▸ **EXTRACTED DATA**
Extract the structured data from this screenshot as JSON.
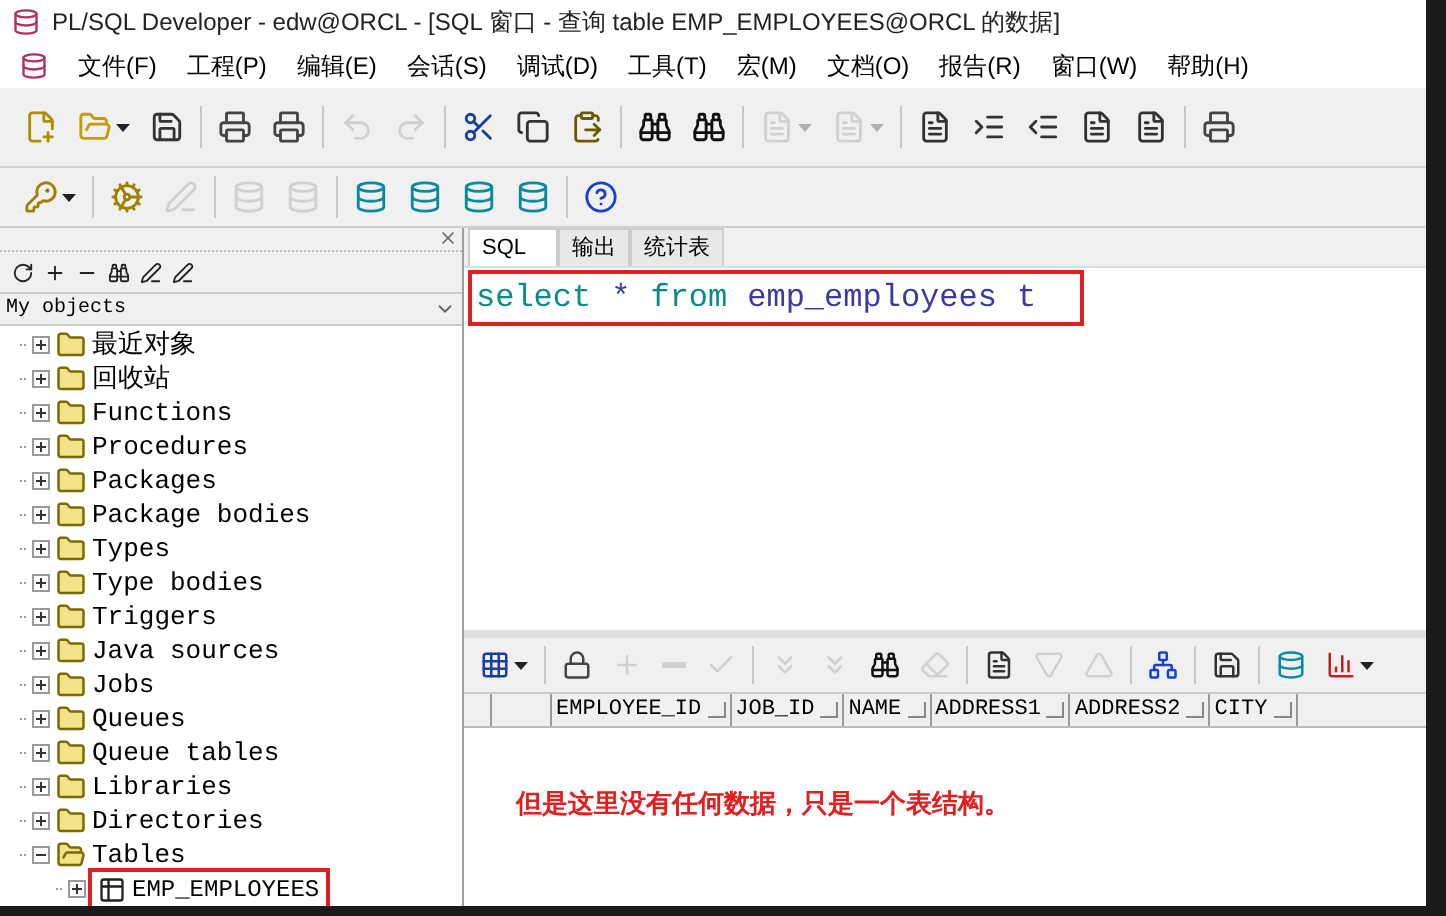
{
  "window": {
    "title": "PL/SQL Developer - edw@ORCL - [SQL 窗口 - 查询 table EMP_EMPLOYEES@ORCL 的数据]"
  },
  "menu": [
    "文件(F)",
    "工程(P)",
    "编辑(E)",
    "会话(S)",
    "调试(D)",
    "工具(T)",
    "宏(M)",
    "文档(O)",
    "报告(R)",
    "窗口(W)",
    "帮助(H)"
  ],
  "toolbar_1": [
    [
      {
        "kind": "new",
        "disabled": false
      },
      {
        "kind": "open",
        "disabled": false,
        "caret": true
      },
      {
        "kind": "save",
        "disabled": false
      }
    ],
    [
      {
        "kind": "print",
        "disabled": false
      },
      {
        "kind": "print",
        "disabled": false
      }
    ],
    [
      {
        "kind": "undo",
        "disabled": true
      },
      {
        "kind": "redo",
        "disabled": true
      }
    ],
    [
      {
        "kind": "cut",
        "disabled": false
      },
      {
        "kind": "copy",
        "disabled": false
      },
      {
        "kind": "paste",
        "disabled": false
      }
    ],
    [
      {
        "kind": "find",
        "disabled": false
      },
      {
        "kind": "find",
        "disabled": false
      }
    ],
    [
      {
        "kind": "doc",
        "disabled": true,
        "caret": true
      },
      {
        "kind": "doc",
        "disabled": true,
        "caret": true
      }
    ],
    [
      {
        "kind": "doc",
        "disabled": false
      },
      {
        "kind": "indent",
        "disabled": false
      },
      {
        "kind": "outdent",
        "disabled": false
      },
      {
        "kind": "doc",
        "disabled": false
      },
      {
        "kind": "doc",
        "disabled": false
      }
    ],
    [
      {
        "kind": "print",
        "disabled": false
      }
    ]
  ],
  "toolbar_2": [
    [
      {
        "kind": "key",
        "disabled": false,
        "caret": true
      }
    ],
    [
      {
        "kind": "gear",
        "disabled": false
      },
      {
        "kind": "pen",
        "disabled": true
      }
    ],
    [
      {
        "kind": "db",
        "disabled": true
      },
      {
        "kind": "db",
        "disabled": true
      }
    ],
    [
      {
        "kind": "db",
        "disabled": false
      },
      {
        "kind": "db",
        "disabled": false
      },
      {
        "kind": "db",
        "disabled": false
      },
      {
        "kind": "db",
        "disabled": false
      }
    ],
    [
      {
        "kind": "help",
        "disabled": false
      }
    ]
  ],
  "object_browser": {
    "filter": "My objects",
    "tree": [
      {
        "label": "最近对象",
        "expanded": false
      },
      {
        "label": "回收站",
        "expanded": false
      },
      {
        "label": "Functions",
        "expanded": false
      },
      {
        "label": "Procedures",
        "expanded": false
      },
      {
        "label": "Packages",
        "expanded": false
      },
      {
        "label": "Package bodies",
        "expanded": false
      },
      {
        "label": "Types",
        "expanded": false
      },
      {
        "label": "Type bodies",
        "expanded": false
      },
      {
        "label": "Triggers",
        "expanded": false
      },
      {
        "label": "Java sources",
        "expanded": false
      },
      {
        "label": "Jobs",
        "expanded": false
      },
      {
        "label": "Queues",
        "expanded": false
      },
      {
        "label": "Queue tables",
        "expanded": false
      },
      {
        "label": "Libraries",
        "expanded": false
      },
      {
        "label": "Directories",
        "expanded": false
      },
      {
        "label": "Tables",
        "expanded": true,
        "children": [
          {
            "label": "EMP_EMPLOYEES",
            "expanded": false,
            "highlighted": true
          }
        ]
      }
    ]
  },
  "tabs": [
    {
      "label": "SQL",
      "selected": true
    },
    {
      "label": "输出",
      "selected": false
    },
    {
      "label": "统计表",
      "selected": false
    }
  ],
  "editor": {
    "highlighted": true,
    "tokens": [
      {
        "text": "select",
        "kind": "keyword"
      },
      {
        "text": "*",
        "kind": "identifier"
      },
      {
        "text": "from",
        "kind": "keyword"
      },
      {
        "text": "emp_employees",
        "kind": "identifier"
      },
      {
        "text": "t",
        "kind": "identifier"
      }
    ]
  },
  "grid_toolbar": [
    [
      {
        "kind": "grid",
        "disabled": false,
        "caret": true
      }
    ],
    [
      {
        "kind": "lock",
        "disabled": false
      },
      {
        "kind": "plus",
        "disabled": true
      },
      {
        "kind": "minus",
        "disabled": true
      },
      {
        "kind": "check",
        "disabled": true
      }
    ],
    [
      {
        "kind": "chevrons",
        "disabled": true
      },
      {
        "kind": "chevrons",
        "disabled": true
      },
      {
        "kind": "find",
        "disabled": false
      },
      {
        "kind": "eraser",
        "disabled": true
      }
    ],
    [
      {
        "kind": "doc",
        "disabled": false
      },
      {
        "kind": "down",
        "disabled": true
      },
      {
        "kind": "up",
        "disabled": true
      }
    ],
    [
      {
        "kind": "tree",
        "disabled": false
      }
    ],
    [
      {
        "kind": "save",
        "disabled": false
      }
    ],
    [
      {
        "kind": "db",
        "disabled": false
      },
      {
        "kind": "chart",
        "disabled": false,
        "caret": true
      }
    ]
  ],
  "grid": {
    "columns": [
      "EMPLOYEE_ID",
      "JOB_ID",
      "NAME",
      "ADDRESS1",
      "ADDRESS2",
      "CITY"
    ],
    "note": "但是这里没有任何数据，只是一个表结构。"
  }
}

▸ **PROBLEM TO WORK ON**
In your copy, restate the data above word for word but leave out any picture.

▸ **EXERCISE RESPONSE**
Extract the structured data from this screenshot as JSON.
{
  "window": {
    "title": "PL/SQL Developer - edw@ORCL - [SQL 窗口 - 查询 table EMP_EMPLOYEES@ORCL 的数据]"
  },
  "menu": [
    "文件(F)",
    "工程(P)",
    "编辑(E)",
    "会话(S)",
    "调试(D)",
    "工具(T)",
    "宏(M)",
    "文档(O)",
    "报告(R)",
    "窗口(W)",
    "帮助(H)"
  ],
  "toolbar_1": [
    [
      {
        "kind": "new",
        "disabled": false
      },
      {
        "kind": "open",
        "disabled": false,
        "caret": true
      },
      {
        "kind": "save",
        "disabled": false
      }
    ],
    [
      {
        "kind": "print",
        "disabled": false
      },
      {
        "kind": "print",
        "disabled": false
      }
    ],
    [
      {
        "kind": "undo",
        "disabled": true
      },
      {
        "kind": "redo",
        "disabled": true
      }
    ],
    [
      {
        "kind": "cut",
        "disabled": false
      },
      {
        "kind": "copy",
        "disabled": false
      },
      {
        "kind": "paste",
        "disabled": false
      }
    ],
    [
      {
        "kind": "find",
        "disabled": false
      },
      {
        "kind": "find",
        "disabled": false
      }
    ],
    [
      {
        "kind": "doc",
        "disabled": true,
        "caret": true
      },
      {
        "kind": "doc",
        "disabled": true,
        "caret": true
      }
    ],
    [
      {
        "kind": "doc",
        "disabled": false
      },
      {
        "kind": "indent",
        "disabled": false
      },
      {
        "kind": "outdent",
        "disabled": false
      },
      {
        "kind": "doc",
        "disabled": false
      },
      {
        "kind": "doc",
        "disabled": false
      }
    ],
    [
      {
        "kind": "print",
        "disabled": false
      }
    ]
  ],
  "toolbar_2": [
    [
      {
        "kind": "key",
        "disabled": false,
        "caret": true
      }
    ],
    [
      {
        "kind": "gear",
        "disabled": false
      },
      {
        "kind": "pen",
        "disabled": true
      }
    ],
    [
      {
        "kind": "db",
        "disabled": true
      },
      {
        "kind": "db",
        "disabled": true
      }
    ],
    [
      {
        "kind": "db",
        "disabled": false
      },
      {
        "kind": "db",
        "disabled": false
      },
      {
        "kind": "db",
        "disabled": false
      },
      {
        "kind": "db",
        "disabled": false
      }
    ],
    [
      {
        "kind": "help",
        "disabled": false
      }
    ]
  ],
  "object_browser": {
    "filter": "My objects",
    "tree": [
      {
        "label": "最近对象",
        "expanded": false
      },
      {
        "label": "回收站",
        "expanded": false
      },
      {
        "label": "Functions",
        "expanded": false
      },
      {
        "label": "Procedures",
        "expanded": false
      },
      {
        "label": "Packages",
        "expanded": false
      },
      {
        "label": "Package bodies",
        "expanded": false
      },
      {
        "label": "Types",
        "expanded": false
      },
      {
        "label": "Type bodies",
        "expanded": false
      },
      {
        "label": "Triggers",
        "expanded": false
      },
      {
        "label": "Java sources",
        "expanded": false
      },
      {
        "label": "Jobs",
        "expanded": false
      },
      {
        "label": "Queues",
        "expanded": false
      },
      {
        "label": "Queue tables",
        "expanded": false
      },
      {
        "label": "Libraries",
        "expanded": false
      },
      {
        "label": "Directories",
        "expanded": false
      },
      {
        "label": "Tables",
        "expanded": true,
        "children": [
          {
            "label": "EMP_EMPLOYEES",
            "expanded": false,
            "highlighted": true
          }
        ]
      }
    ]
  },
  "tabs": [
    {
      "label": "SQL",
      "selected": true
    },
    {
      "label": "输出",
      "selected": false
    },
    {
      "label": "统计表",
      "selected": false
    }
  ],
  "editor": {
    "highlighted": true,
    "tokens": [
      {
        "text": "select",
        "kind": "keyword"
      },
      {
        "text": "*",
        "kind": "identifier"
      },
      {
        "text": "from",
        "kind": "keyword"
      },
      {
        "text": "emp_employees",
        "kind": "identifier"
      },
      {
        "text": "t",
        "kind": "identifier"
      }
    ]
  },
  "grid_toolbar": [
    [
      {
        "kind": "grid",
        "disabled": false,
        "caret": true
      }
    ],
    [
      {
        "kind": "lock",
        "disabled": false
      },
      {
        "kind": "plus",
        "disabled": true
      },
      {
        "kind": "minus",
        "disabled": true
      },
      {
        "kind": "check",
        "disabled": true
      }
    ],
    [
      {
        "kind": "chevrons",
        "disabled": true
      },
      {
        "kind": "chevrons",
        "disabled": true
      },
      {
        "kind": "find",
        "disabled": false
      },
      {
        "kind": "eraser",
        "disabled": true
      }
    ],
    [
      {
        "kind": "doc",
        "disabled": false
      },
      {
        "kind": "down",
        "disabled": true
      },
      {
        "kind": "up",
        "disabled": true
      }
    ],
    [
      {
        "kind": "tree",
        "disabled": false
      }
    ],
    [
      {
        "kind": "save",
        "disabled": false
      }
    ],
    [
      {
        "kind": "db",
        "disabled": false
      },
      {
        "kind": "chart",
        "disabled": false,
        "caret": true
      }
    ]
  ],
  "grid": {
    "columns": [
      "EMPLOYEE_ID",
      "JOB_ID",
      "NAME",
      "ADDRESS1",
      "ADDRESS2",
      "CITY"
    ],
    "note": "但是这里没有任何数据，只是一个表结构。"
  }
}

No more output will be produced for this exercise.